Barbara Cooney and her twin brother were born on August 6, 1917 in Brooklyn, New York, where they lived for only two weeks before moving to Long Island. Cooney’s father was a stockbroker; her mother was an artist. She attributes her interest in art to the fact that tubes of paint, brushes, paper and other art supplies were readily available as she grew up. After receiving her bachelor’s degree in art history from Smith College in 1938, Cooney studied lithography and etching at the Art Students’ League in New York City. In 1940 she illustrated Bertie Malmberg’s Ake and His World. In 1941 the first of her own books, King of Wreck Island, was published.
In 1942 Cooney joined the Women’s Army Corps and later that same year married Guy Murchie, a war correspondent and author. They had two children. Murchie and Cooney divorced in 1947, and in 1949 she married C. Talbot Porter, a medical doctor. They also had two children.
Cooney draws what is familiar to her. Many of the plants drawn for her Caldecott-winning book Chanticleer and the Fox, an adaptation of Chaucer’s “Nun’s Priest Tale,” were from her own garden. Chickens, borrowed from a neighbor, also served as models. Many of her more than eighty books have resulted from her travels to Spain, Switzerland, Ireland, England, France, Haiti, India, Tunisia and Greece. Early in her career, Cooney worked primarily in scratchboard. Later she began working in pen and ink, pen and ink with wash, casein, collage, watercolor, and acrylic, illustrating books written by both herself and others.

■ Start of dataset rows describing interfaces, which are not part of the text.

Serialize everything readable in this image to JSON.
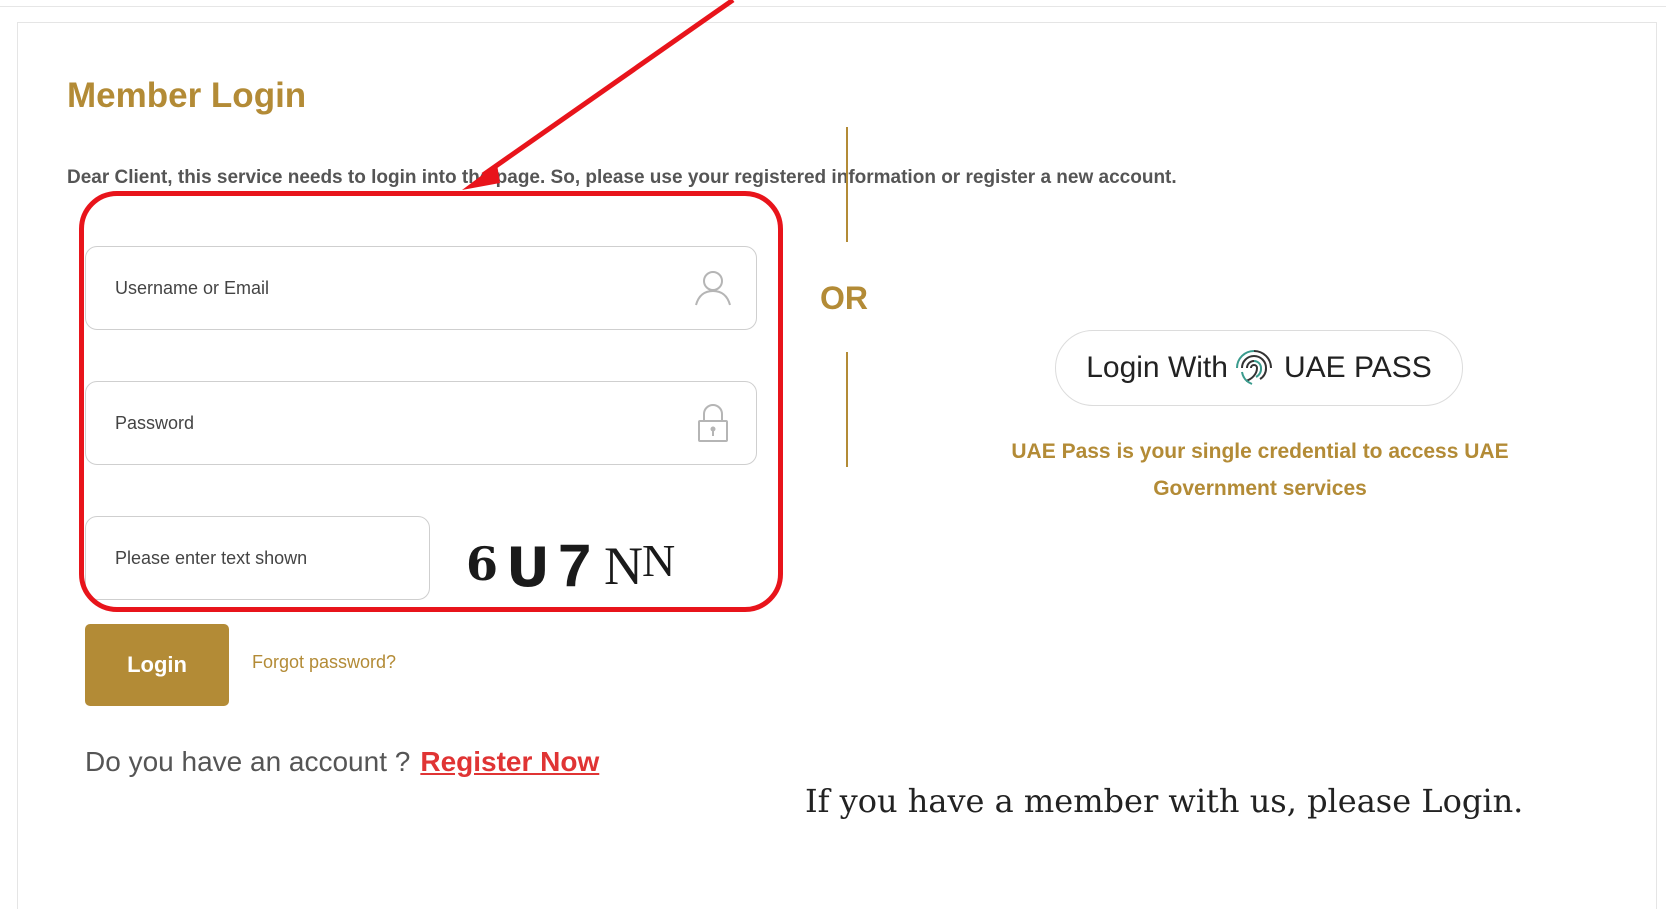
{
  "page": {
    "title": "Member Login",
    "intro": "Dear Client, this service needs to login into the page. So, please use your registered information or register a new account."
  },
  "form": {
    "username_placeholder": "Username or Email",
    "password_placeholder": "Password",
    "captcha_placeholder": "Please enter text shown",
    "captcha_text": "6U7NN",
    "login_label": "Login",
    "forgot_label": "Forgot password?",
    "account_question": "Do you have an account ?",
    "register_label": "Register Now"
  },
  "divider": {
    "or_label": "OR"
  },
  "uae_pass": {
    "button_prefix": "Login With",
    "button_brand": "UAE PASS",
    "description": "UAE Pass is your single credential to access UAE Government services"
  },
  "annotation": {
    "note": "If you have a member with us, please Login.",
    "highlight_color": "#e8141b"
  },
  "colors": {
    "accent": "#b38b36",
    "link_red": "#e03434"
  },
  "icons": {
    "username": "user-icon",
    "password": "lock-icon",
    "uae_pass": "fingerprint-icon"
  }
}
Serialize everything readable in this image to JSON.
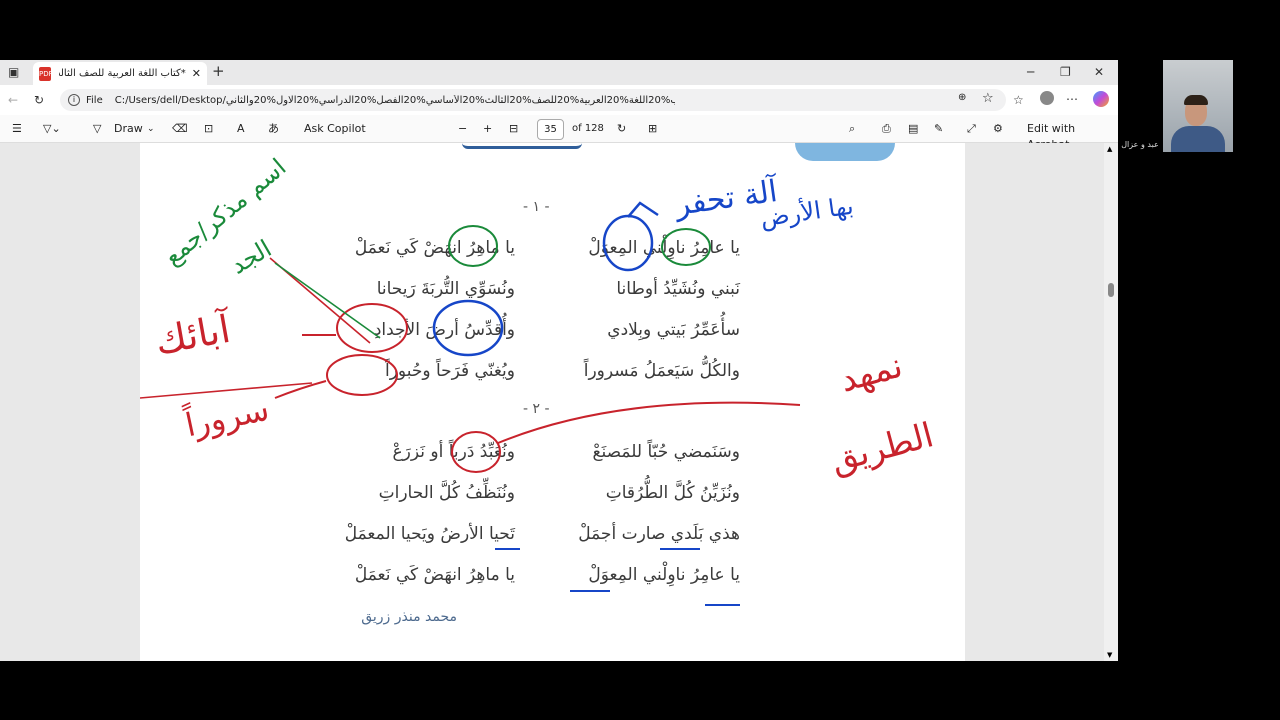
{
  "tab": {
    "title": "*كتاب اللغة العربية للصف الثالث الأ",
    "close": "✕",
    "new": "+"
  },
  "window": {
    "minimize": "─",
    "restore": "❐",
    "close": "✕"
  },
  "address": {
    "label": "File",
    "url": "C:/Users/dell/Desktop/كتاب%20اللغة%20العربية%20للصف%20الثالث%20الأساسي%20الفصل%20الدراسي%20الاول%20والثاني.pdf"
  },
  "toolbar": {
    "draw": "Draw",
    "ask_copilot": "Ask Copilot",
    "page_current": "35",
    "page_total": "of 128",
    "edit_acrobat": "Edit with Acrobat"
  },
  "poem": {
    "stanza1": "- ١ -",
    "stanza2": "- ٢ -",
    "lines": [
      {
        "right": "يا عامِرُ ناوِلْني المِعوَلْ",
        "left": "يا ماهِرُ انهَضْ كَي نَعمَلْ"
      },
      {
        "right": "نَبني ونُشَيِّدُ أوطانا",
        "left": "ونُسَوِّي التُّربَةَ رَيحانا"
      },
      {
        "right": "سأُعَمِّرُ بَيتي وبِلادي",
        "left": "وأُقدِّسُ أرضَ الأجدادِ"
      },
      {
        "right": "والكُلُّ سَيَعمَلُ مَسروراً",
        "left": "ويُغنّي فَرَحاً وحُبوراً"
      },
      {
        "right": "وسَنَمضي حُبّاً للمَصنَعْ",
        "left": "ونُعَبِّدُ دَرباً أو نَزرَعْ"
      },
      {
        "right": "ونُزَيِّنُ كُلَّ الطُّرُقاتِ",
        "left": "ونُنَظِّفُ كُلَّ الحاراتِ"
      },
      {
        "right": "هذي بَلَدي صارت أجمَلْ",
        "left": "تَحيا الأرضُ ويَحيا المعمَلْ"
      },
      {
        "right": "يا عامِرُ ناوِلْني المِعوَلْ",
        "left": "يا ماهِرُ انهَضْ كَي نَعمَلْ"
      }
    ],
    "author": "محمد منذر زريق"
  },
  "handwriting": {
    "note1": "آلة تحفر",
    "note2": "بها الأرض",
    "note3": "اسم مذكر/جمع",
    "note4": "الجد",
    "note5": "آبائك",
    "note6": "سروراً",
    "note7": "نمهد",
    "note8": "الطريق"
  },
  "webcam": {
    "name": "عبد و عزال"
  },
  "colors": {
    "ink_blue": "#1646c8",
    "ink_green": "#1a8a3a",
    "ink_red": "#c8232c"
  }
}
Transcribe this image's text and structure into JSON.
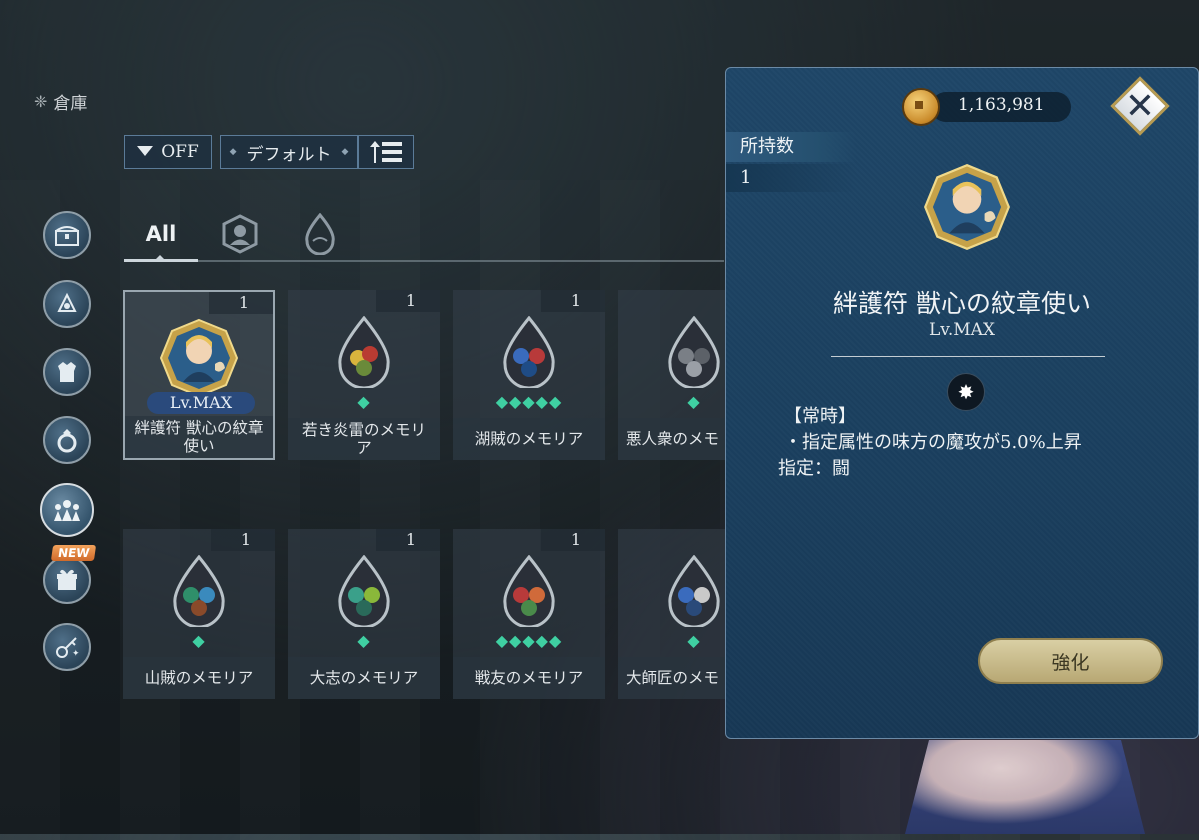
{
  "header": {
    "title": "倉庫"
  },
  "filter": {
    "filter_state": "OFF",
    "sort_label": "デフォルト"
  },
  "tabs": {
    "all_label": "All"
  },
  "sidebar": {
    "new_badge": "NEW"
  },
  "items": [
    {
      "count": "1",
      "name": "絆護符 獣心の紋章使い",
      "level": "Lv.MAX",
      "stars": "",
      "kind": "charm"
    },
    {
      "count": "1",
      "name": "若き炎雷のメモリア",
      "stars": "◆",
      "kind": "memoria"
    },
    {
      "count": "1",
      "name": "湖賊のメモリア",
      "stars": "◆◆◆◆◆",
      "kind": "memoria"
    },
    {
      "count": "",
      "name": "悪人衆のメモ",
      "stars": "◆",
      "kind": "memoria"
    },
    {
      "count": "1",
      "name": "山賊のメモリア",
      "stars": "◆",
      "kind": "memoria"
    },
    {
      "count": "1",
      "name": "大志のメモリア",
      "stars": "◆",
      "kind": "memoria"
    },
    {
      "count": "1",
      "name": "戦友のメモリア",
      "stars": "◆◆◆◆◆",
      "kind": "memoria"
    },
    {
      "count": "",
      "name": "大師匠のメモ",
      "stars": "◆",
      "kind": "memoria"
    }
  ],
  "detail": {
    "currency": "1,163,981",
    "owned_label": "所持数",
    "owned_value": "1",
    "name": "絆護符 獣心の紋章使い",
    "level": "Lv.MAX",
    "effect_heading": "【常時】",
    "effect_line": "・指定属性の味方の魔攻が5.0%上昇",
    "target": "指定：闘",
    "enhance_label": "強化"
  }
}
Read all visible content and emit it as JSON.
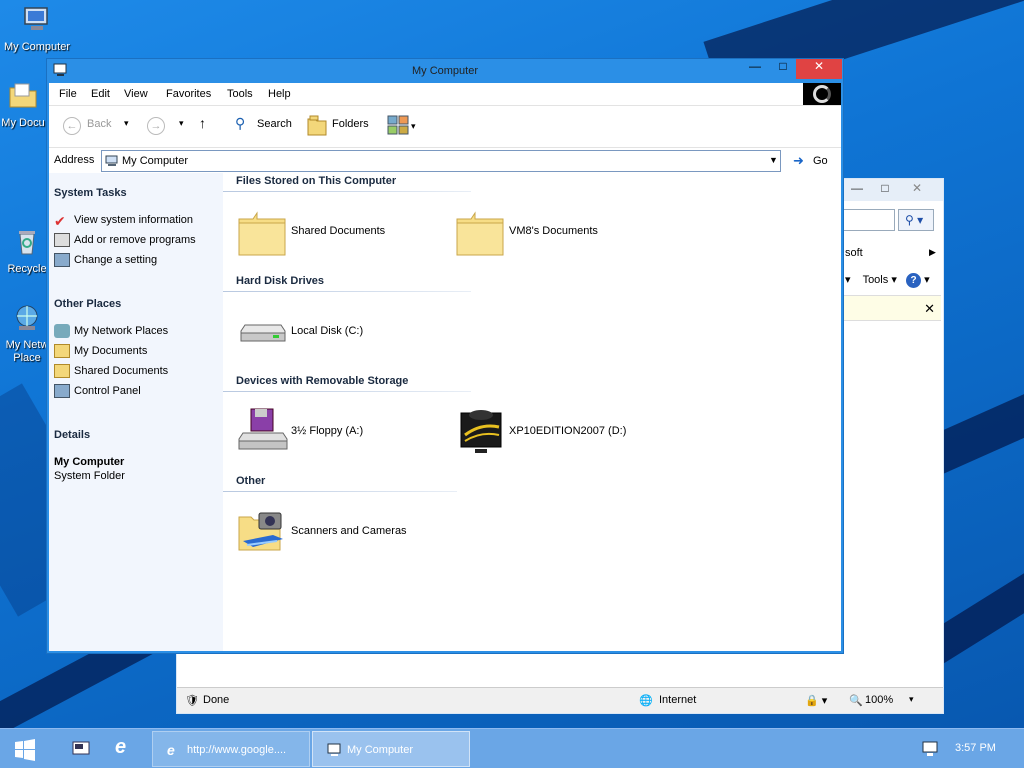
{
  "desktop": {
    "icons": [
      {
        "label": "My Computer"
      },
      {
        "label": "My Docu"
      },
      {
        "label": "Recycle"
      },
      {
        "label_line1": "My Netw",
        "label_line2": "Place"
      }
    ]
  },
  "ie_window": {
    "partial_menu": "soft",
    "tools_label": "Tools",
    "status_done": "Done",
    "status_zone": "Internet",
    "status_zoom": "100%"
  },
  "window": {
    "title": "My Computer",
    "menu": [
      "File",
      "Edit",
      "View",
      "Favorites",
      "Tools",
      "Help"
    ],
    "toolbar": {
      "back": "Back",
      "search": "Search",
      "folders": "Folders"
    },
    "address": {
      "label": "Address",
      "value": "My Computer",
      "go": "Go"
    }
  },
  "taskpane": {
    "system_tasks": {
      "title": "System Tasks",
      "items": [
        "View system information",
        "Add or remove programs",
        "Change a setting"
      ]
    },
    "other_places": {
      "title": "Other Places",
      "items": [
        "My Network Places",
        "My Documents",
        "Shared Documents",
        "Control Panel"
      ]
    },
    "details": {
      "title": "Details",
      "name": "My Computer",
      "type": "System Folder"
    }
  },
  "content": {
    "groups": [
      {
        "title": "Files Stored on This Computer",
        "items": [
          "Shared Documents",
          "VM8's Documents"
        ]
      },
      {
        "title": "Hard Disk Drives",
        "items": [
          "Local Disk (C:)"
        ]
      },
      {
        "title": "Devices with Removable Storage",
        "items": [
          "3½ Floppy (A:)",
          "XP10EDITION2007 (D:)"
        ]
      },
      {
        "title": "Other",
        "items": [
          "Scanners and Cameras"
        ]
      }
    ]
  },
  "taskbar": {
    "ie_task": "http://www.google....",
    "mc_task": "My Computer",
    "clock": "3:57 PM"
  },
  "colors": {
    "desktop": "#0f74d4",
    "window_frame": "#2b8fe6",
    "close_button": "#e04343",
    "taskpane": "#f2f6fd"
  }
}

Cooney won the Caldecott Medal in 1959, the University of Southern Mississippi’s Silver Medallion in 1975 and the Smith College Medal in 1976. She has illustrated a number of award-winning books, including Green Wagons, Kildee House, Miss Rumphius, Ox-Cart Man,Too Many Pets, When the Sky Is Like Lace, and Squawk to the Moon, Little Goose.